= Problem to solve =
Find and copy each line in the material below where the string "JSON" occurs.

= Data for analysis =

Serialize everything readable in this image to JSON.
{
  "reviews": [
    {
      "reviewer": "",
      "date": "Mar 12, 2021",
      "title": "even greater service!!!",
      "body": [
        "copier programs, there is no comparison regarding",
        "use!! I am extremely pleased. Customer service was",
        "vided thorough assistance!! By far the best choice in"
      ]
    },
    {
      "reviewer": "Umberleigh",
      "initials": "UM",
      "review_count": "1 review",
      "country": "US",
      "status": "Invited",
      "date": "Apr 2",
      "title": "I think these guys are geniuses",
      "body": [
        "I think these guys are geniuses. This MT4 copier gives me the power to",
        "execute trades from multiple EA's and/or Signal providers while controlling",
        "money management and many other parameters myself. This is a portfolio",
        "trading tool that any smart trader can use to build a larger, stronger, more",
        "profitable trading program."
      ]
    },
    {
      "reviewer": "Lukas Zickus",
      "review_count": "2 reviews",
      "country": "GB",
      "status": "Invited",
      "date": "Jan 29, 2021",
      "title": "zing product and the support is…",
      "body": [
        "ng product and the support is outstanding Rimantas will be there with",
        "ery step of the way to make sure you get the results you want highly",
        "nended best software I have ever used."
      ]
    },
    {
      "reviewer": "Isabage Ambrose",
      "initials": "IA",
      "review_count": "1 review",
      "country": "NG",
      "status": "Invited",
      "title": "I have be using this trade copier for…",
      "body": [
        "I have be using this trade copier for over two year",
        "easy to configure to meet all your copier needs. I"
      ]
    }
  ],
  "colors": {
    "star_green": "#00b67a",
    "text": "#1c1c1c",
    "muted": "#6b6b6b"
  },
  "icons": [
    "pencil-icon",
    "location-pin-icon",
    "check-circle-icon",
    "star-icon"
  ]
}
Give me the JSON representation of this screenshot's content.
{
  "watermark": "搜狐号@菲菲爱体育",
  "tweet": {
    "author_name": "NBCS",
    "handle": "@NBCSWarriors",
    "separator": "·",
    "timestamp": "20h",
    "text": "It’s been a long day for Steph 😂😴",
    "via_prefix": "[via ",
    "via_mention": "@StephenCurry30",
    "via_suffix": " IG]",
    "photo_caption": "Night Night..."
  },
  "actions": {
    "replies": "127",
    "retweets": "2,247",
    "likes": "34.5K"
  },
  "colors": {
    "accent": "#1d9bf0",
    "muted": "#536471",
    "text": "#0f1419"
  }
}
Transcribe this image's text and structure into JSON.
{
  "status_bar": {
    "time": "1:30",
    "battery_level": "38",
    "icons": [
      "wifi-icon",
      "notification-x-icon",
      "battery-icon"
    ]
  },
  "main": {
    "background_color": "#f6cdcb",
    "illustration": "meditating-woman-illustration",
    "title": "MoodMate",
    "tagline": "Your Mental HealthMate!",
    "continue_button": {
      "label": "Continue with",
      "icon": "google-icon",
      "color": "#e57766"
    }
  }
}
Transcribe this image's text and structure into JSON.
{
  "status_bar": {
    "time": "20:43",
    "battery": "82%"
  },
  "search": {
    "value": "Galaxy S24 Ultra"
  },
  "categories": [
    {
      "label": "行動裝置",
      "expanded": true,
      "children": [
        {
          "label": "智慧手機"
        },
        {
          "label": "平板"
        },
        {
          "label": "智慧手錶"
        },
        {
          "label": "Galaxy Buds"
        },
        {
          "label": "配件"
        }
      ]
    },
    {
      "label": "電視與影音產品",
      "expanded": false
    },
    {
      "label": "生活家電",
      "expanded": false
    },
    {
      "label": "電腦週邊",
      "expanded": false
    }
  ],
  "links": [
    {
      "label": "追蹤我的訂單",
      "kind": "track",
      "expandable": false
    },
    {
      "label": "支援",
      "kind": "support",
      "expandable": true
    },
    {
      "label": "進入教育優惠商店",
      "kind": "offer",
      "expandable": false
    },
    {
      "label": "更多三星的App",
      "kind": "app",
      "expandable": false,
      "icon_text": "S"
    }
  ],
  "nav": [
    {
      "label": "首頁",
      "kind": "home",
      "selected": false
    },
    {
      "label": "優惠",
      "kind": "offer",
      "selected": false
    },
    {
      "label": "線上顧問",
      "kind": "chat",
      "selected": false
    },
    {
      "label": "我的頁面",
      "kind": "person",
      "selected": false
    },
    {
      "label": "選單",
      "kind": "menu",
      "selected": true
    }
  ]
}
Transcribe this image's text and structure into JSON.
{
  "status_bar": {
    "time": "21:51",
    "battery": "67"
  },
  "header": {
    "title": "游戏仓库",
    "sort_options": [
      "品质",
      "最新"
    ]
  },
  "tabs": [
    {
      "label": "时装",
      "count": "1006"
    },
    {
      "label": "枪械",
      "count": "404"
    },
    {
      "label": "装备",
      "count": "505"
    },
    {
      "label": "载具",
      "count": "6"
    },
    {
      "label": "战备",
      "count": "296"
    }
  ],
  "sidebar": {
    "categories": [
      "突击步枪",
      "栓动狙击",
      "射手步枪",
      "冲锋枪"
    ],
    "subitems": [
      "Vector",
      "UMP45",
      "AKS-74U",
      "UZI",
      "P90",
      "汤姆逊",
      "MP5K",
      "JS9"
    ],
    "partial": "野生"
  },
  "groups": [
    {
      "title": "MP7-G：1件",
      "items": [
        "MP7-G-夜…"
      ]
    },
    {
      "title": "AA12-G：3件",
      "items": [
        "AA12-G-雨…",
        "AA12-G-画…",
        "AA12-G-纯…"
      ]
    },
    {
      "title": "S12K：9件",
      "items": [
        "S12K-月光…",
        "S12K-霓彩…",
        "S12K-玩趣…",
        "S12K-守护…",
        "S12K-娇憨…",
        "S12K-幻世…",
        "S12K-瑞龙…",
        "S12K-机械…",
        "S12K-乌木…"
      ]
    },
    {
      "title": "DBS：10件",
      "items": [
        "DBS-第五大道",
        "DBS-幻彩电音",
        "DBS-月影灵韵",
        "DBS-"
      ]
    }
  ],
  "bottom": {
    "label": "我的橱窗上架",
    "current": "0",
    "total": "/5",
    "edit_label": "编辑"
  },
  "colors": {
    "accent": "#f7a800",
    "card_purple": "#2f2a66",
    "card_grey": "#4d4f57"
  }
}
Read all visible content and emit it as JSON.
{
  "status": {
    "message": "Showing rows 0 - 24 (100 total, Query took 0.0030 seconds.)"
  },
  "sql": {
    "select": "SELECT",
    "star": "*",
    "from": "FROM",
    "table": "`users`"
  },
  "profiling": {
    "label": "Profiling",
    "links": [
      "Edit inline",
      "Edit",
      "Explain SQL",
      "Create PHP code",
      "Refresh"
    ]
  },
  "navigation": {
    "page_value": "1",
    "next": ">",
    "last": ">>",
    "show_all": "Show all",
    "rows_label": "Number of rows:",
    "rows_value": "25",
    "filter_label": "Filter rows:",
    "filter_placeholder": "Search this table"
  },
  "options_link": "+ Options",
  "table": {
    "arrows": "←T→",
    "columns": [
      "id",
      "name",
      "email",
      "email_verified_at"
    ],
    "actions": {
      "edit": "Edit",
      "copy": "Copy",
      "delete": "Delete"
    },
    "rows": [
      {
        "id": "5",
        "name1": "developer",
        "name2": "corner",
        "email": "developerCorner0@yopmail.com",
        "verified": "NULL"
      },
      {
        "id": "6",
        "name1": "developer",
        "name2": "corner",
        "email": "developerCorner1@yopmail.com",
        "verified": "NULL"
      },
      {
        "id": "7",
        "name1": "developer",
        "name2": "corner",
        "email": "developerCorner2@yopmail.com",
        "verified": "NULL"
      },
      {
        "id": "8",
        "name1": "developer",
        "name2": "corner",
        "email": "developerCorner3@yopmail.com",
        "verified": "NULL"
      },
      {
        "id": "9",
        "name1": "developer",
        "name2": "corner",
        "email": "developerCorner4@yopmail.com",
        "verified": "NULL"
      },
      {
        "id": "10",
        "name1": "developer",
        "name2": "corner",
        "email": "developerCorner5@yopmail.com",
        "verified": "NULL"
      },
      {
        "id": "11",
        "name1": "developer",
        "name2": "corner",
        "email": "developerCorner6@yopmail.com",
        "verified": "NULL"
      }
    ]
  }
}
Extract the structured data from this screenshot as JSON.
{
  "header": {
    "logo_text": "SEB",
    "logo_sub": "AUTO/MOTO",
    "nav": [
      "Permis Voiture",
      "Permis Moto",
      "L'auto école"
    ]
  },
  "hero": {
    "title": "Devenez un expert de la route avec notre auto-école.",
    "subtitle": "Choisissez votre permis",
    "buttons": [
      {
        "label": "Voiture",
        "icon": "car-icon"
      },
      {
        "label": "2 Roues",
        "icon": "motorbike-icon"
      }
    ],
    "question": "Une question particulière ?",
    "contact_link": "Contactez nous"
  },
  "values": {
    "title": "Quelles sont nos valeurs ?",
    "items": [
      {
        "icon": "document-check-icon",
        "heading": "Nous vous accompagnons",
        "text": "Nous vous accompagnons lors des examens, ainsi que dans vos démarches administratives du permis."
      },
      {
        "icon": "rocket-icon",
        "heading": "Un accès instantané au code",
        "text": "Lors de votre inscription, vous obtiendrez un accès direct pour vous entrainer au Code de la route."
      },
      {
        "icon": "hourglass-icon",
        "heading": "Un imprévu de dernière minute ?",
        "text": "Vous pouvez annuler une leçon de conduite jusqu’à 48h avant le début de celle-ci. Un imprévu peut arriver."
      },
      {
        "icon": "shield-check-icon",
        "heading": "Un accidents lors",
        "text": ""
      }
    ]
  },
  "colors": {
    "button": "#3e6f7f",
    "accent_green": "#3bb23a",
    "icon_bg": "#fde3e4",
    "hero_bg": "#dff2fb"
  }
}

= Answer space =
Serialize everything readable in this image to JSON.
Give me the JSON representation of this screenshot's content.
Transcribe this image's text and structure into JSON.
Transcribe this image's text and structure into JSON.
Transcribe this image's text and structure into JSON.
Read all visible content and emit it as JSON.
Extract the structured data from this screenshot as JSON.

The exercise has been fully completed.